[[ Excerpted data open ]]

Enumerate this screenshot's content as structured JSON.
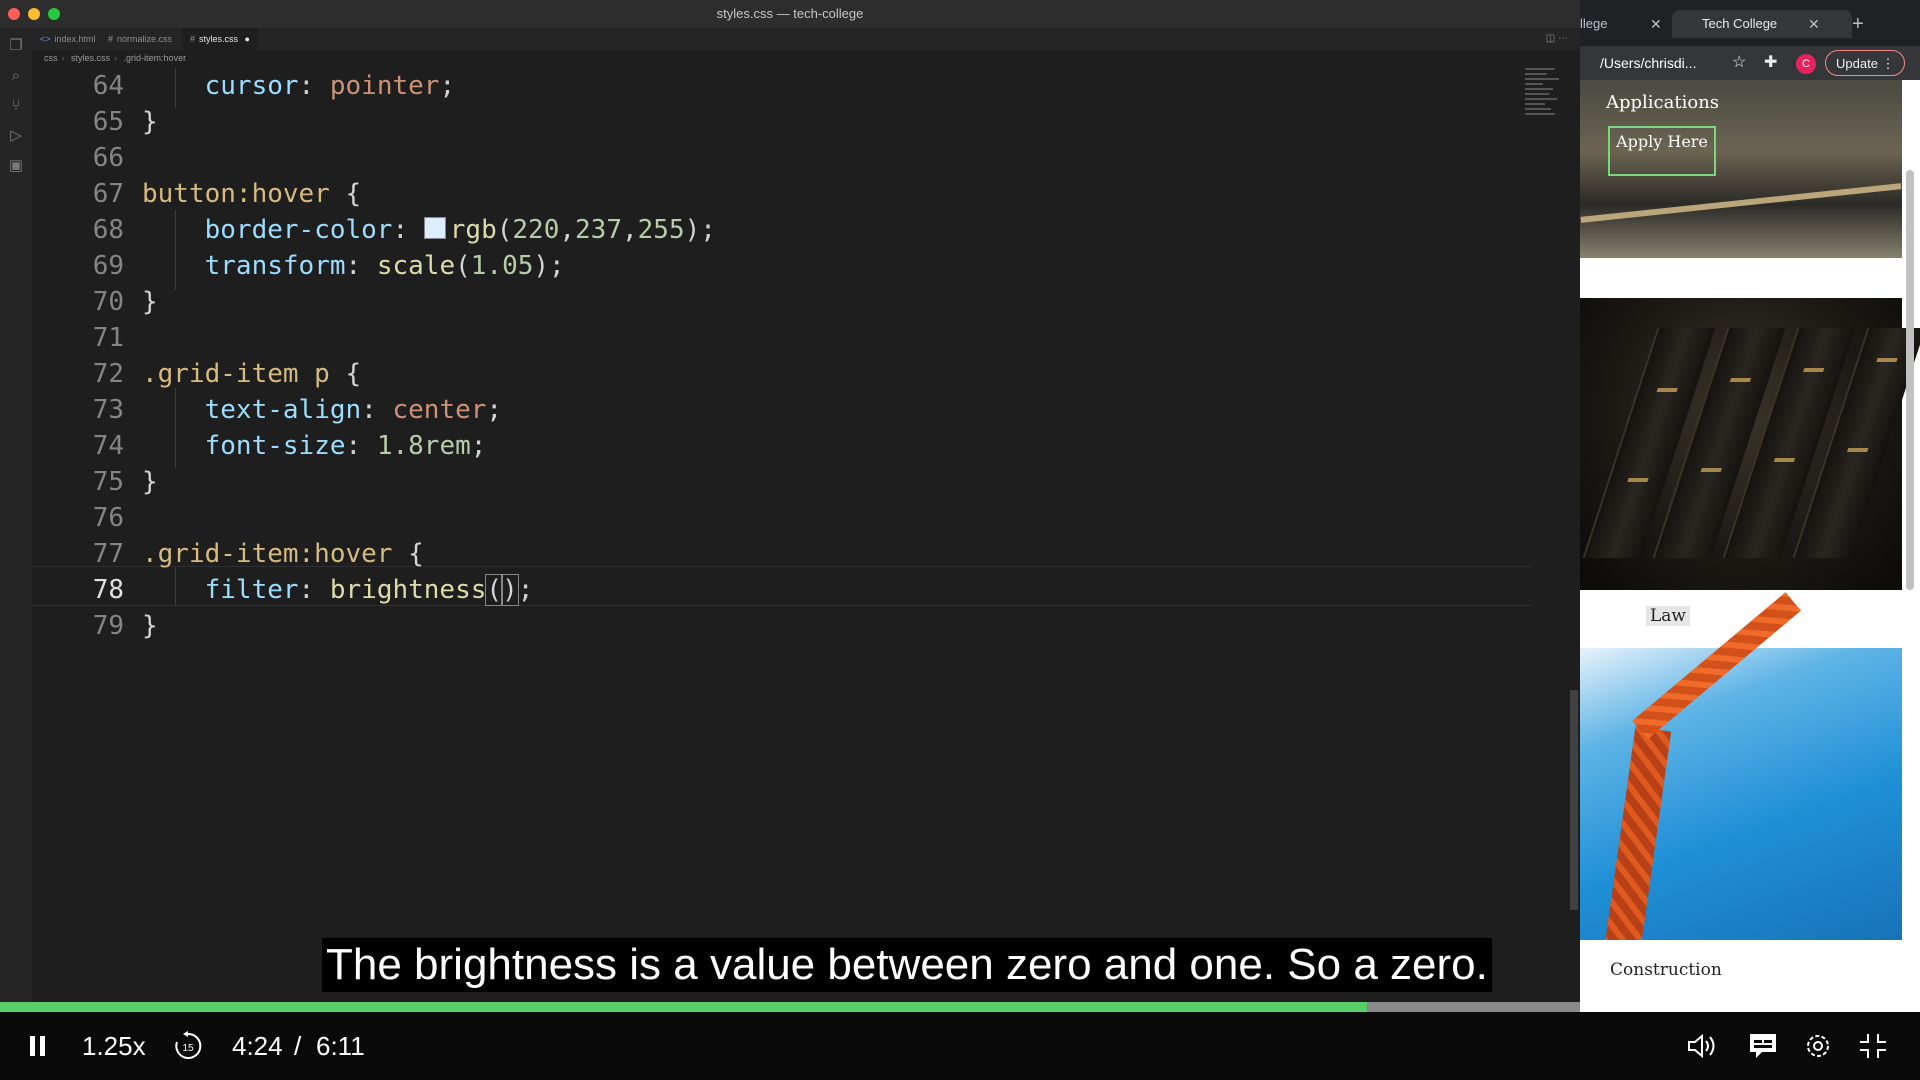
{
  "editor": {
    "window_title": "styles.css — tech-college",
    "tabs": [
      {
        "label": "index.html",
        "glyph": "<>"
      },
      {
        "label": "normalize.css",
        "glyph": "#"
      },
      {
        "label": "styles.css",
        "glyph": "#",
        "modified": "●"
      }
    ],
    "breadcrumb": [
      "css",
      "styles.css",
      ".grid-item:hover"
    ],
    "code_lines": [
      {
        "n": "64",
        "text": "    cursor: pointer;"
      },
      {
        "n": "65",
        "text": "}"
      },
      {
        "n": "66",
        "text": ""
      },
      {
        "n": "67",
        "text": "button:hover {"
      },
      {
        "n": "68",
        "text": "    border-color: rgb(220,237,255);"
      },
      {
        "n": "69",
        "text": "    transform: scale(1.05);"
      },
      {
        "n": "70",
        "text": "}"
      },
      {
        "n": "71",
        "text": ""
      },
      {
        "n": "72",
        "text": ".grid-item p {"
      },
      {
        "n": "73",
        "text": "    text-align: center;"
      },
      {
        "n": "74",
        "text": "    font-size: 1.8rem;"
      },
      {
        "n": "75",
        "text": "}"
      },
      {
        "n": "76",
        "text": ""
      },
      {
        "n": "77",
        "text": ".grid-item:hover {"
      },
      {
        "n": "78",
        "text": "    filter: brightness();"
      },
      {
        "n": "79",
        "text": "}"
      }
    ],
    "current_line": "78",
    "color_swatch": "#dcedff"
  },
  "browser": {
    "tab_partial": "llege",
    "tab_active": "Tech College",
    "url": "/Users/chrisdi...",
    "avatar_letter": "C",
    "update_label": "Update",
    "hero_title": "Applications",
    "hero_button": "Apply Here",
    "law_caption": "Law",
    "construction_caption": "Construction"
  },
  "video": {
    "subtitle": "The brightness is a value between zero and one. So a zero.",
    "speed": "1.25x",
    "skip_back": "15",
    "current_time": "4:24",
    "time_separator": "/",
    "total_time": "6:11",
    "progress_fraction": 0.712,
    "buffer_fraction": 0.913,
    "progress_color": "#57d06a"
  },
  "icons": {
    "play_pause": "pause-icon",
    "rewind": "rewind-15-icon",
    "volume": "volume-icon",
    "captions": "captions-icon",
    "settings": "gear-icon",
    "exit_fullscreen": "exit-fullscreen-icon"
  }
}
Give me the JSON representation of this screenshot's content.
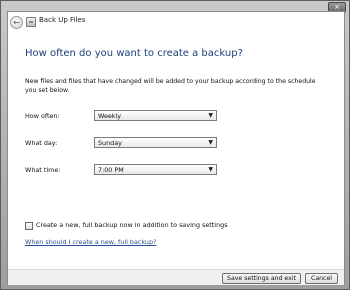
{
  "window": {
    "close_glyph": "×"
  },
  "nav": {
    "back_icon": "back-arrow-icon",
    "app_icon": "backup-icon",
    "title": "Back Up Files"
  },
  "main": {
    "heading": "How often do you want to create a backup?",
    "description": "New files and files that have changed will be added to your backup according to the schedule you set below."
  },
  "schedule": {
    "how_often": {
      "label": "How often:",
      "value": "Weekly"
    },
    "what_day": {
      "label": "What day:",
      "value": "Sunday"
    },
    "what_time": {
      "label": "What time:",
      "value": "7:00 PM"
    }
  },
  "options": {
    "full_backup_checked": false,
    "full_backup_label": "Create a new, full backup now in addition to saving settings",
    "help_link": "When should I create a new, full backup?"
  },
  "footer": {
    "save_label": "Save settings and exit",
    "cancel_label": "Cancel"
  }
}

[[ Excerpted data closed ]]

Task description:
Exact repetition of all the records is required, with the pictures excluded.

Written response:
Enumerate this screenshot's content as structured JSON.
{
  "editor": {
    "window_title": "styles.css — tech-college",
    "tabs": [
      {
        "label": "index.html",
        "glyph": "<>"
      },
      {
        "label": "normalize.css",
        "glyph": "#"
      },
      {
        "label": "styles.css",
        "glyph": "#",
        "modified": "●"
      }
    ],
    "breadcrumb": [
      "css",
      "styles.css",
      ".grid-item:hover"
    ],
    "code_lines": [
      {
        "n": "64",
        "text": "    cursor: pointer;"
      },
      {
        "n": "65",
        "text": "}"
      },
      {
        "n": "66",
        "text": ""
      },
      {
        "n": "67",
        "text": "button:hover {"
      },
      {
        "n": "68",
        "text": "    border-color: rgb(220,237,255);"
      },
      {
        "n": "69",
        "text": "    transform: scale(1.05);"
      },
      {
        "n": "70",
        "text": "}"
      },
      {
        "n": "71",
        "text": ""
      },
      {
        "n": "72",
        "text": ".grid-item p {"
      },
      {
        "n": "73",
        "text": "    text-align: center;"
      },
      {
        "n": "74",
        "text": "    font-size: 1.8rem;"
      },
      {
        "n": "75",
        "text": "}"
      },
      {
        "n": "76",
        "text": ""
      },
      {
        "n": "77",
        "text": ".grid-item:hover {"
      },
      {
        "n": "78",
        "text": "    filter: brightness();"
      },
      {
        "n": "79",
        "text": "}"
      }
    ],
    "current_line": "78",
    "color_swatch": "#dcedff"
  },
  "browser": {
    "tab_partial": "llege",
    "tab_active": "Tech College",
    "url": "/Users/chrisdi...",
    "avatar_letter": "C",
    "update_label": "Update",
    "hero_title": "Applications",
    "hero_button": "Apply Here",
    "law_caption": "Law",
    "construction_caption": "Construction"
  },
  "video": {
    "subtitle": "The brightness is a value between zero and one. So a zero.",
    "speed": "1.25x",
    "skip_back": "15",
    "current_time": "4:24",
    "time_separator": "/",
    "total_time": "6:11",
    "progress_fraction": 0.712,
    "buffer_fraction": 0.913,
    "progress_color": "#57d06a"
  },
  "icons": {
    "play_pause": "pause-icon",
    "rewind": "rewind-15-icon",
    "volume": "volume-icon",
    "captions": "captions-icon",
    "settings": "gear-icon",
    "exit_fullscreen": "exit-fullscreen-icon"
  }
}
Give me the JSON representation of this screenshot's content.
{
  "window": {
    "close_glyph": "×"
  },
  "nav": {
    "back_icon": "back-arrow-icon",
    "app_icon": "backup-icon",
    "title": "Back Up Files"
  },
  "main": {
    "heading": "How often do you want to create a backup?",
    "description": "New files and files that have changed will be added to your backup according to the schedule you set below."
  },
  "schedule": {
    "how_often": {
      "label": "How often:",
      "value": "Weekly"
    },
    "what_day": {
      "label": "What day:",
      "value": "Sunday"
    },
    "what_time": {
      "label": "What time:",
      "value": "7:00 PM"
    }
  },
  "options": {
    "full_backup_checked": false,
    "full_backup_label": "Create a new, full backup now in addition to saving settings",
    "help_link": "When should I create a new, full backup?"
  },
  "footer": {
    "save_label": "Save settings and exit",
    "cancel_label": "Cancel"
  }
}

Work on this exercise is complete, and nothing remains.